* _WHAT THE TASK REQUIRES_
Copy every line of the data that contains the string "screenshot".
══════════════════════════════
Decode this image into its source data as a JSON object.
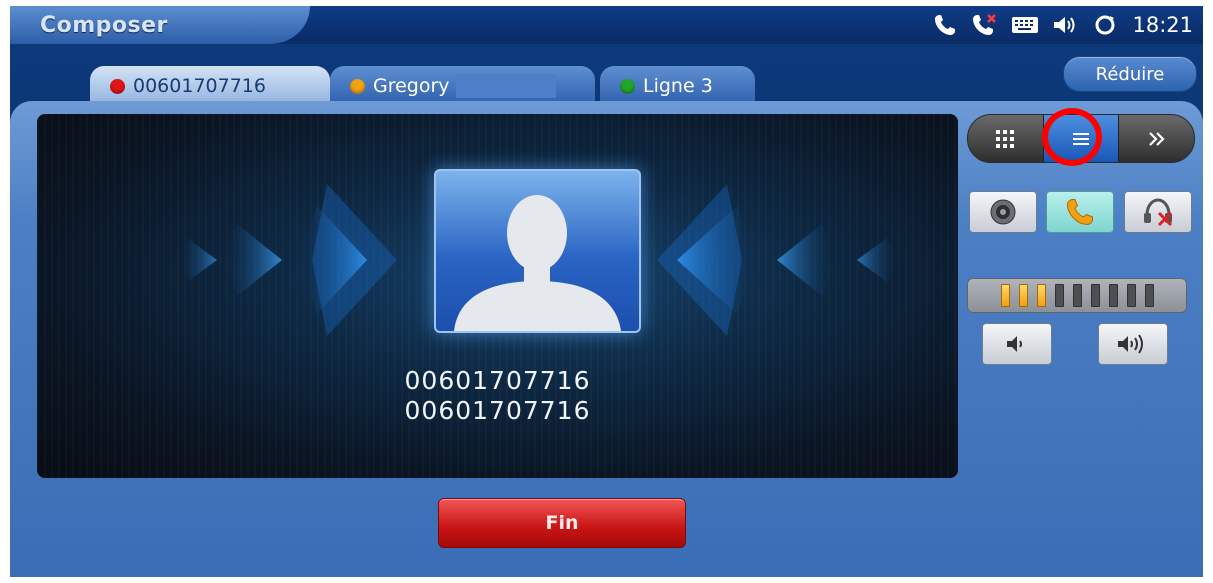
{
  "app": {
    "title": "Composer"
  },
  "status_bar": {
    "icons": [
      "phone-icon",
      "missed-call-icon",
      "keyboard-icon",
      "speaker-icon",
      "sync-icon"
    ],
    "time": "18:21"
  },
  "reduce_button": {
    "label": "Réduire"
  },
  "tabs": [
    {
      "label": "00601707716",
      "status_color": "#e01515",
      "active": true
    },
    {
      "label": "Gregory",
      "status_color": "#f3a30f",
      "active": false
    },
    {
      "label": "Ligne 3",
      "status_color": "#22a52a",
      "active": false
    }
  ],
  "caller": {
    "line1": "00601707716",
    "line2": "00601707716"
  },
  "end_call_button": {
    "label": "Fin"
  },
  "view_selector": {
    "options": [
      "keypad-icon",
      "list-icon",
      "forward-icon"
    ],
    "selected": "list-icon"
  },
  "call_controls": [
    "record-icon",
    "phone-icon",
    "headset-mute-icon"
  ],
  "volume": {
    "level": 3,
    "max": 9
  },
  "volume_controls": [
    "volume-down-icon",
    "volume-up-icon"
  ],
  "colors": {
    "accent": "#2d63ae",
    "end_call": "#d41919",
    "highlight": "#ff0000"
  }
}
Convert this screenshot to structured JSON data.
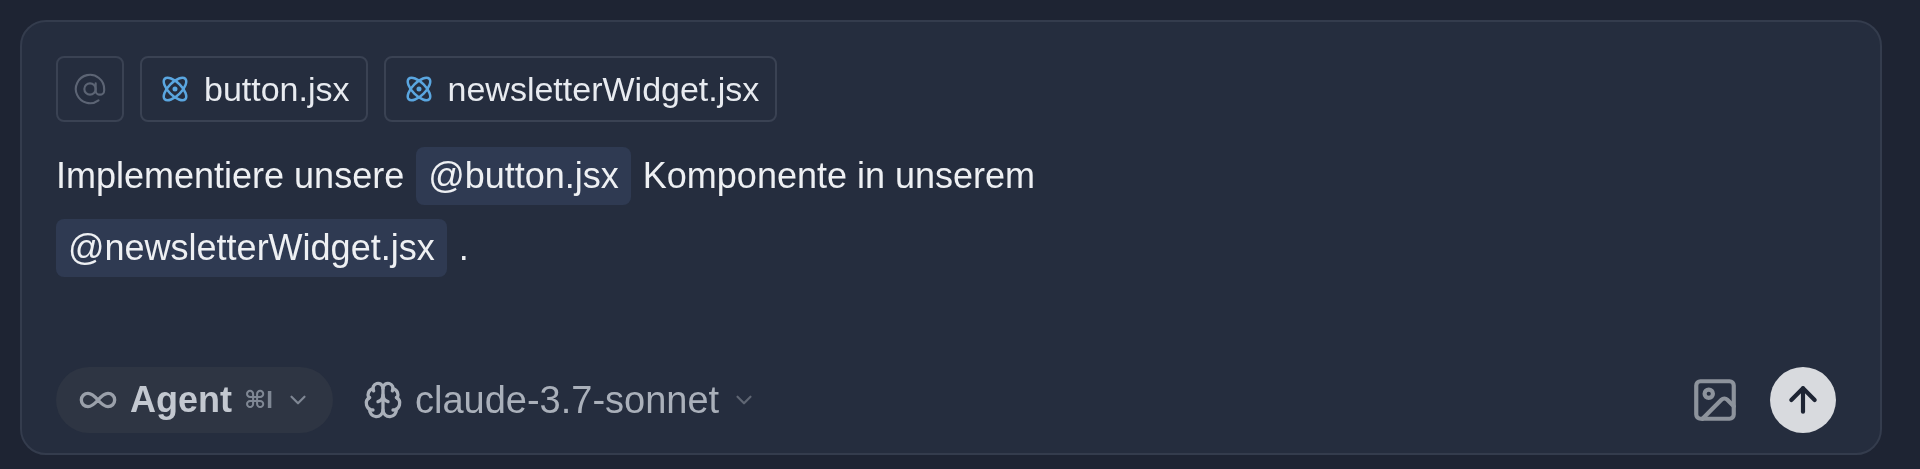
{
  "context_chips": [
    {
      "label": "button.jsx"
    },
    {
      "label": "newsletterWidget.jsx"
    }
  ],
  "prompt_lines": [
    [
      {
        "kind": "text",
        "text": "Implementiere unsere"
      },
      {
        "kind": "mention",
        "text": "@button.jsx"
      },
      {
        "kind": "text",
        "text": "Komponente in unserem"
      }
    ],
    [
      {
        "kind": "mention",
        "text": "@newsletterWidget.jsx"
      },
      {
        "kind": "text",
        "text": "."
      }
    ]
  ],
  "mode": {
    "label": "Agent",
    "shortcut": "⌘I"
  },
  "model": {
    "label": "claude-3.7-sonnet"
  }
}
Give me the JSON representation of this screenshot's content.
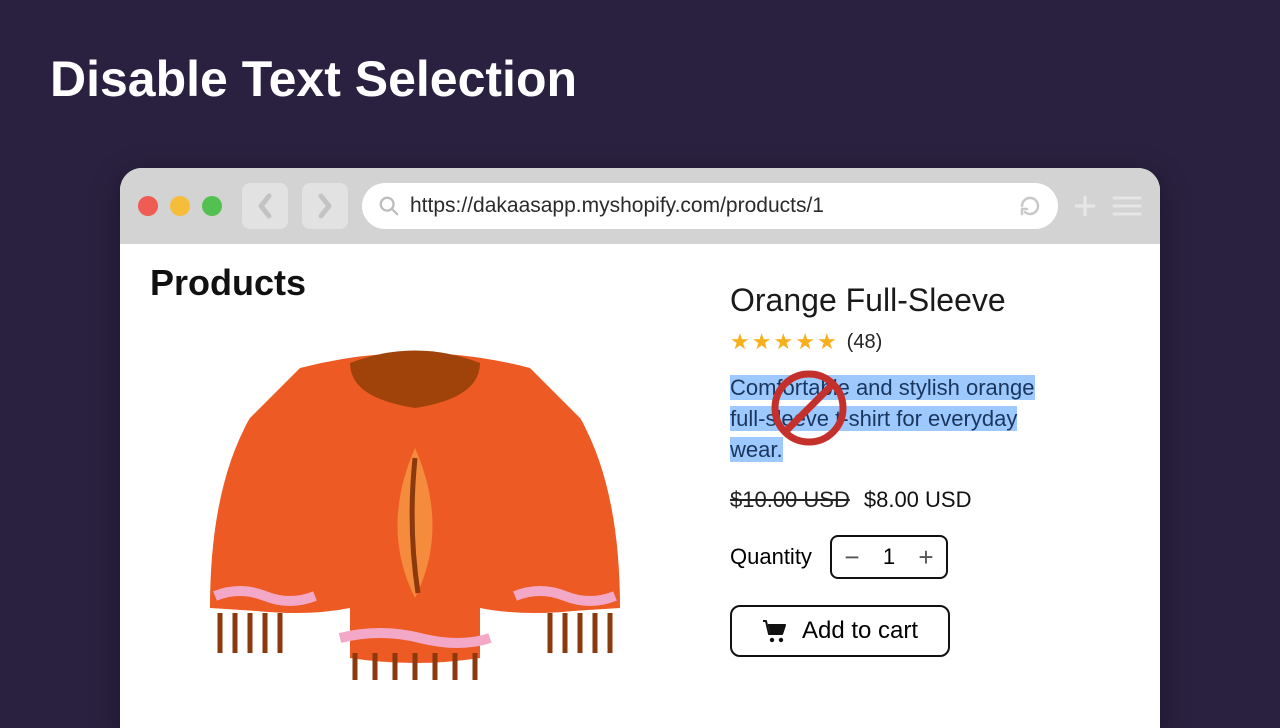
{
  "page": {
    "title": "Disable Text Selection"
  },
  "browser": {
    "url": "https://dakaasapp.myshopify.com/products/1"
  },
  "section": {
    "heading": "Products"
  },
  "product": {
    "title": "Orange Full-Sleeve",
    "rating_count": "(48)",
    "stars": 5,
    "description": "Comfortable and stylish orange full-sleeve t-shirt for everyday wear.",
    "old_price": "$10.00 USD",
    "price": "$8.00 USD",
    "quantity_label": "Quantity",
    "quantity_value": "1",
    "add_to_cart_label": "Add  to cart"
  },
  "icons": {
    "minus": "−",
    "plus": "+"
  }
}
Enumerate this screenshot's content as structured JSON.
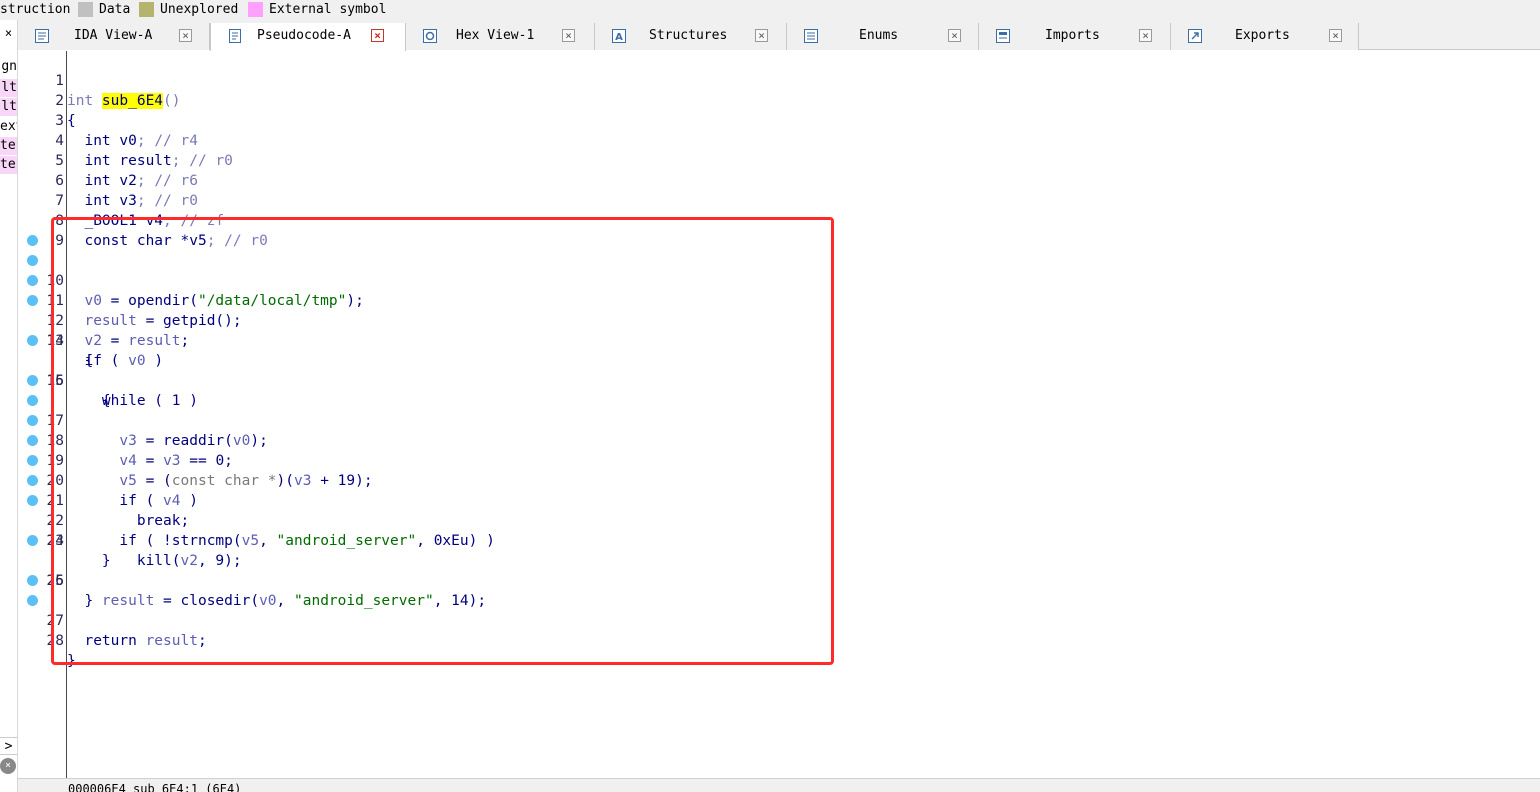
{
  "legend": [
    {
      "label": "struction",
      "color": ""
    },
    {
      "label": "Data",
      "color": "#c0c0c0"
    },
    {
      "label": "Unexplored",
      "color": "#b4b46e"
    },
    {
      "label": "External symbol",
      "color": "#ffa0ff"
    }
  ],
  "left_panel": {
    "close_glyph": "×",
    "rows": [
      "gn",
      "lt",
      "lt",
      "ext",
      "ter",
      "ter"
    ],
    "scroll_glyph": ">",
    "close_circle_glyph": "×"
  },
  "tabs": [
    {
      "label": "IDA View-A",
      "icon": "ida-view-icon",
      "active": false
    },
    {
      "label": "Pseudocode-A",
      "icon": "pseudocode-icon",
      "active": true
    },
    {
      "label": "Hex View-1",
      "icon": "hex-view-icon",
      "active": false
    },
    {
      "label": "Structures",
      "icon": "structures-icon",
      "active": false
    },
    {
      "label": "Enums",
      "icon": "enums-icon",
      "active": false
    },
    {
      "label": "Imports",
      "icon": "imports-icon",
      "active": false
    },
    {
      "label": "Exports",
      "icon": "exports-icon",
      "active": false
    }
  ],
  "tab_close_glyph": "×",
  "code": {
    "function_name": "sub_6E4",
    "lines": [
      {
        "n": "1",
        "dot": false
      },
      {
        "n": "2",
        "dot": false
      },
      {
        "n": "3",
        "dot": false
      },
      {
        "n": "4",
        "dot": false
      },
      {
        "n": "5",
        "dot": false
      },
      {
        "n": "6",
        "dot": false
      },
      {
        "n": "7",
        "dot": false
      },
      {
        "n": "8",
        "dot": false
      },
      {
        "n": "9",
        "dot": false
      },
      {
        "n": "10",
        "dot": true
      },
      {
        "n": "11",
        "dot": true
      },
      {
        "n": "12",
        "dot": true
      },
      {
        "n": "13",
        "dot": true
      },
      {
        "n": "14",
        "dot": false
      },
      {
        "n": "15",
        "dot": true
      },
      {
        "n": "16",
        "dot": false
      },
      {
        "n": "17",
        "dot": true
      },
      {
        "n": "18",
        "dot": true
      },
      {
        "n": "19",
        "dot": true
      },
      {
        "n": "20",
        "dot": true
      },
      {
        "n": "21",
        "dot": true
      },
      {
        "n": "22",
        "dot": true
      },
      {
        "n": "23",
        "dot": true
      },
      {
        "n": "24",
        "dot": false
      },
      {
        "n": "25",
        "dot": true
      },
      {
        "n": "26",
        "dot": false
      },
      {
        "n": "27",
        "dot": true
      },
      {
        "n": "28",
        "dot": true
      }
    ],
    "text": {
      "l1_kw": "int ",
      "l1_tail": "()",
      "l2": "{",
      "l3": [
        "int ",
        "v0",
        "; // ",
        "r4"
      ],
      "l4": [
        "int ",
        "result",
        "; // ",
        "r0"
      ],
      "l5": [
        "int ",
        "v2",
        "; // ",
        "r6"
      ],
      "l6": [
        "int ",
        "v3",
        "; // ",
        "r0"
      ],
      "l7": [
        "_BOOL1 ",
        "v4",
        "; // ",
        "zf"
      ],
      "l8": [
        "const char *",
        "v5",
        "; // ",
        "r0"
      ],
      "l10": [
        "v0",
        " = opendir(",
        "\"/data/local/tmp\"",
        ");"
      ],
      "l11": [
        "result",
        " = getpid();"
      ],
      "l12": [
        "v2",
        " = ",
        "result",
        ";"
      ],
      "l13": [
        "if ( ",
        "v0",
        " )"
      ],
      "l14": "{",
      "l15": [
        "while ( ",
        "1",
        " )"
      ],
      "l16": "{",
      "l17": [
        "v3",
        " = readdir(",
        "v0",
        ");"
      ],
      "l18": [
        "v4",
        " = ",
        "v3",
        " == 0;"
      ],
      "l19": [
        "v5",
        " = (",
        "const char *",
        ")(",
        "v3",
        " + 19);"
      ],
      "l20": [
        "if ( ",
        "v4",
        " )"
      ],
      "l21": "break;",
      "l22": [
        "if ( !strncmp(",
        "v5",
        ", ",
        "\"android_server\"",
        ", 0xEu) )"
      ],
      "l23": [
        "kill(",
        "v2",
        ", 9);"
      ],
      "l24": "}",
      "l25": [
        "result",
        " = closedir(",
        "v0",
        ", ",
        "\"android_server\"",
        ", 14);"
      ],
      "l26": "}",
      "l27": [
        "return ",
        "result",
        ";"
      ],
      "l28": "}"
    }
  },
  "statusbar": "000006E4 sub_6E4:1 (6E4)",
  "colors": {
    "annotation": "#ff2a2a",
    "breakpoint_dot": "#5bc0f5",
    "highlight": "#ffff00",
    "string": "#006b00"
  }
}
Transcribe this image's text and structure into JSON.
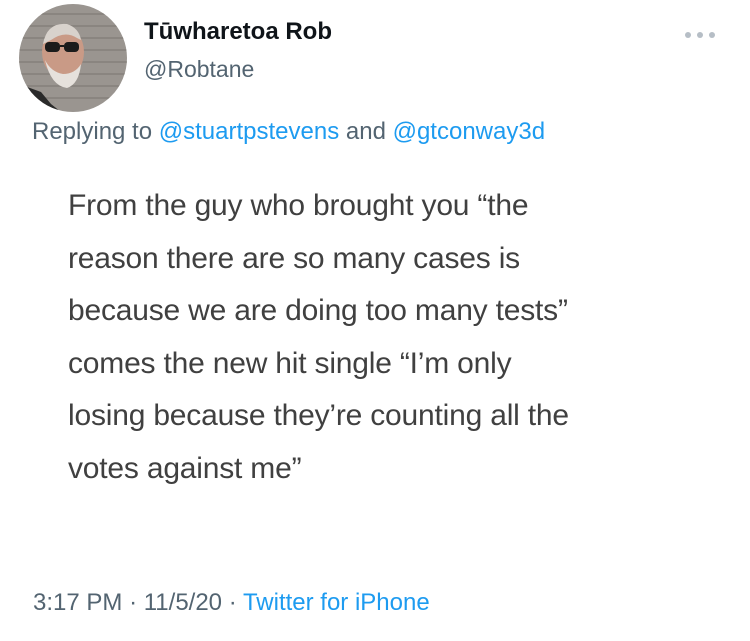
{
  "author": {
    "display_name": "Tūwharetoa Rob",
    "handle": "@Robtane",
    "avatar_icon": "profile-photo"
  },
  "more_icon": "more-horizontal-icon",
  "reply": {
    "prefix": "Replying to",
    "mention_1": "@stuartpstevens",
    "conjunction": "and",
    "mention_2": "@gtconway3d"
  },
  "tweet_image": {
    "lines": [
      "From the guy who brought you “the",
      "reason there are so many cases is",
      "because we are doing too many tests”",
      "comes the new hit single “I’m only",
      "losing because they’re counting all the",
      "votes against me”"
    ]
  },
  "meta": {
    "time": "3:17 PM",
    "separator": "·",
    "date": "11/5/20",
    "source": "Twitter for iPhone"
  },
  "colors": {
    "link": "#1d9bf0",
    "secondary_text": "#536471",
    "primary_text": "#0f1419",
    "image_text": "#404040"
  }
}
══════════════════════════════
* _RESPONSE TO THE TASK_
Convert this screenshot to structured JSON data.
Give me the JSON representation of this screenshot's content.
Enumerate this screenshot's content as structured JSON.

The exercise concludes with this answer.